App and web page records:
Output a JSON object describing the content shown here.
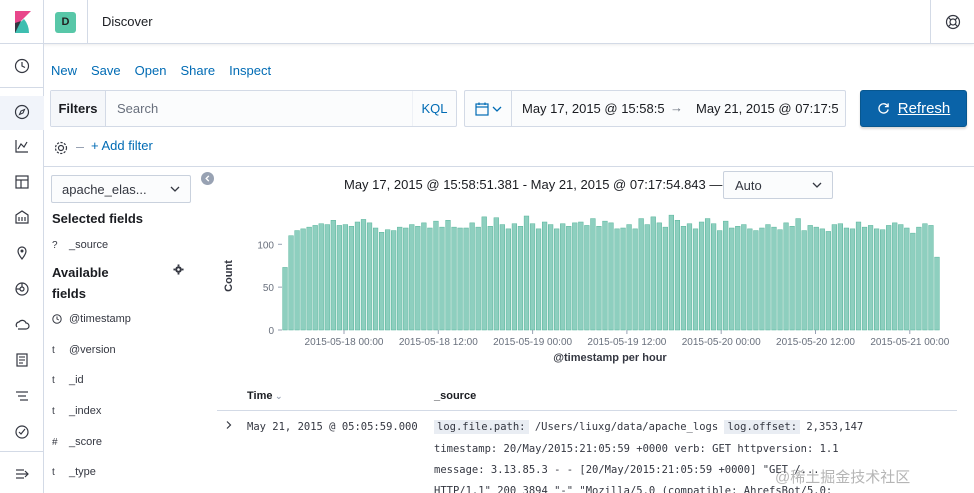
{
  "header": {
    "space_initial": "D",
    "app_title": "Discover"
  },
  "top_menu": [
    "New",
    "Save",
    "Open",
    "Share",
    "Inspect"
  ],
  "query_bar": {
    "filters_label": "Filters",
    "search_placeholder": "Search",
    "language_label": "KQL"
  },
  "date_picker": {
    "start": "May 17, 2015 @ 15:58:5",
    "arrow": "→",
    "end": "May 21, 2015 @ 07:17:5"
  },
  "refresh_label": "Refresh",
  "add_filter_label": "+ Add filter",
  "sidebar": {
    "index_pattern": "apache_elas...",
    "selected_title": "Selected fields",
    "selected_fields": [
      {
        "type": "?",
        "name": "_source"
      }
    ],
    "available_title_1": "Available",
    "available_title_2": "fields",
    "available_fields": [
      {
        "type": "clock",
        "name": "@timestamp"
      },
      {
        "type": "t",
        "name": "@version"
      },
      {
        "type": "t",
        "name": "_id"
      },
      {
        "type": "t",
        "name": "_index"
      },
      {
        "type": "#",
        "name": "_score"
      },
      {
        "type": "t",
        "name": "_type"
      }
    ]
  },
  "chart_header": {
    "range": "May 17, 2015 @ 15:58:51.381 - May 21, 2015 @ 07:17:54.843 —",
    "interval": "Auto"
  },
  "chart_data": {
    "type": "bar",
    "title": "",
    "ylabel": "Count",
    "xlabel": "@timestamp per hour",
    "ylim": [
      0,
      140
    ],
    "yticks": [
      0,
      50,
      100
    ],
    "x_ticks": [
      "2015-05-18 00:00",
      "2015-05-18 12:00",
      "2015-05-19 00:00",
      "2015-05-19 12:00",
      "2015-05-20 00:00",
      "2015-05-20 12:00",
      "2015-05-21 00:00"
    ],
    "bar_color": "#8ecfbf",
    "bar_edge": "#54b399",
    "values": [
      73,
      110,
      116,
      118,
      120,
      122,
      124,
      123,
      128,
      122,
      123,
      121,
      126,
      129,
      125,
      119,
      114,
      117,
      116,
      120,
      119,
      123,
      121,
      125,
      119,
      127,
      120,
      128,
      120,
      119,
      119,
      125,
      120,
      132,
      121,
      131,
      123,
      118,
      124,
      121,
      133,
      124,
      118,
      126,
      123,
      118,
      124,
      121,
      125,
      126,
      122,
      130,
      121,
      127,
      125,
      118,
      119,
      123,
      118,
      130,
      123,
      132,
      125,
      120,
      134,
      128,
      121,
      124,
      118,
      126,
      130,
      124,
      116,
      127,
      119,
      121,
      123,
      118,
      116,
      119,
      123,
      120,
      117,
      125,
      121,
      130,
      116,
      122,
      120,
      118,
      115,
      123,
      124,
      119,
      118,
      126,
      120,
      122,
      118,
      117,
      122,
      125,
      123,
      119,
      113,
      120,
      124,
      122,
      85
    ]
  },
  "table": {
    "col_time": "Time",
    "col_source": "_source",
    "row_time": "May 21, 2015 @ 05:05:59.000",
    "src_line1_k1": "log.file.path:",
    "src_line1_v1": " /Users/liuxg/data/apache_logs ",
    "src_line1_k2": "log.offset:",
    "src_line1_v2": " 2,353,147",
    "src_line2": "timestamp: 20/May/2015:21:05:59 +0000  verb: GET  httpversion: 1.1",
    "src_line3": "message: 3.13.85.3 - - [20/May/2015:21:05:59 +0000] \"GET /...",
    "src_line4": "HTTP/1.1\" 200 3894 \"-\" \"Mozilla/5.0 (compatible; AhrefsBot/5.0;"
  },
  "watermark": "@稀土掘金技术社区"
}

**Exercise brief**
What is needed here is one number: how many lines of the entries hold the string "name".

**Answer box**
7